App and web page records:
+ + + + +
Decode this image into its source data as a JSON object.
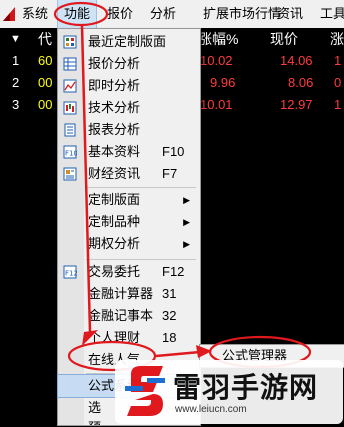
{
  "menubar": {
    "items": [
      {
        "label": "系统"
      },
      {
        "label": "功能"
      },
      {
        "label": "报价"
      },
      {
        "label": "分析"
      },
      {
        "label": "扩展市场行情"
      },
      {
        "label": "资讯"
      },
      {
        "label": "工具"
      }
    ]
  },
  "table": {
    "sort_arrow": "▼",
    "headers": {
      "code": "代",
      "change_pct": "涨幅%",
      "price": "现价",
      "rise": "涨"
    },
    "rows": [
      {
        "num": "1",
        "code": "60",
        "change_pct": "10.02",
        "price": "14.06",
        "rise": "1"
      },
      {
        "num": "2",
        "code": "00",
        "change_pct": "9.96",
        "price": "8.06",
        "rise": "0"
      },
      {
        "num": "3",
        "code": "00",
        "change_pct": "10.01",
        "price": "12.97",
        "rise": "1"
      }
    ]
  },
  "menu": {
    "items": [
      {
        "label": "最近定制版面",
        "icon": "grid-icon"
      },
      {
        "label": "报价分析",
        "icon": "table-icon"
      },
      {
        "label": "即时分析",
        "icon": "line-chart-icon"
      },
      {
        "label": "技术分析",
        "icon": "candlestick-icon"
      },
      {
        "label": "报表分析",
        "icon": "report-icon"
      },
      {
        "label": "基本资料",
        "shortcut": "F10",
        "icon": "f10-icon"
      },
      {
        "label": "财经资讯",
        "shortcut": "F7",
        "icon": "news-icon"
      },
      {
        "label": "定制版面"
      },
      {
        "label": "定制品种"
      },
      {
        "label": "期权分析"
      },
      {
        "label": "交易委托",
        "shortcut": "F12",
        "icon": "f12-icon"
      },
      {
        "label": "金融计算器",
        "shortcut": "31"
      },
      {
        "label": "金融记事本",
        "shortcut": "32"
      },
      {
        "label": "个人理财",
        "shortcut": "18"
      },
      {
        "label": "在线人气"
      },
      {
        "label": "公式系统"
      },
      {
        "label": "选"
      },
      {
        "label": "预"
      },
      {
        "label": "自"
      }
    ],
    "submenu_arrow": "▶"
  },
  "submenu": {
    "label": "公式管理器"
  },
  "watermark": {
    "title": "雷羽手游网",
    "url": "www.leiucn.com"
  },
  "colors": {
    "annotation": "#e0191e",
    "highlight": "#c7dcf2",
    "up": "#ff3b3b",
    "code": "#ffff00"
  }
}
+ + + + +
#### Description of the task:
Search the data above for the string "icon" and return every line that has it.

#### Your response:
        "icon": "grid-icon"
        "icon": "table-icon"
        "icon": "line-chart-icon"
        "icon": "candlestick-icon"
        "icon": "report-icon"
        "icon": "f10-icon"
        "icon": "news-icon"
        "icon": "f12-icon"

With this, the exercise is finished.